Problem to work on -
Without altering anything, repeat each of the records.

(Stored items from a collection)
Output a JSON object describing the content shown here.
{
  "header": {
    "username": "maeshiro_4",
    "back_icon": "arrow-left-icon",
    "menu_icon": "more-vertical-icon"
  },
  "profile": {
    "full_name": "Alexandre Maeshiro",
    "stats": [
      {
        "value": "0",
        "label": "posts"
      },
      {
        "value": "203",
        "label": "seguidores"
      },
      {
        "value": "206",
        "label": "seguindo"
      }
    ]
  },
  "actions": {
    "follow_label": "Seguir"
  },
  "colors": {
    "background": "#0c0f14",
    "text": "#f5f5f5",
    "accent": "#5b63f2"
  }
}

Answer section -
Output a JSON object describing the content shown here.
{
  "header": {
    "username": "maeshiro_4",
    "back_icon": "arrow-left-icon",
    "menu_icon": "more-vertical-icon"
  },
  "profile": {
    "full_name": "Alexandre Maeshiro",
    "stats": [
      {
        "value": "0",
        "label": "posts"
      },
      {
        "value": "203",
        "label": "seguidores"
      },
      {
        "value": "206",
        "label": "seguindo"
      }
    ]
  },
  "actions": {
    "follow_label": "Seguir"
  },
  "colors": {
    "background": "#0c0f14",
    "text": "#f5f5f5",
    "accent": "#5b63f2"
  }
}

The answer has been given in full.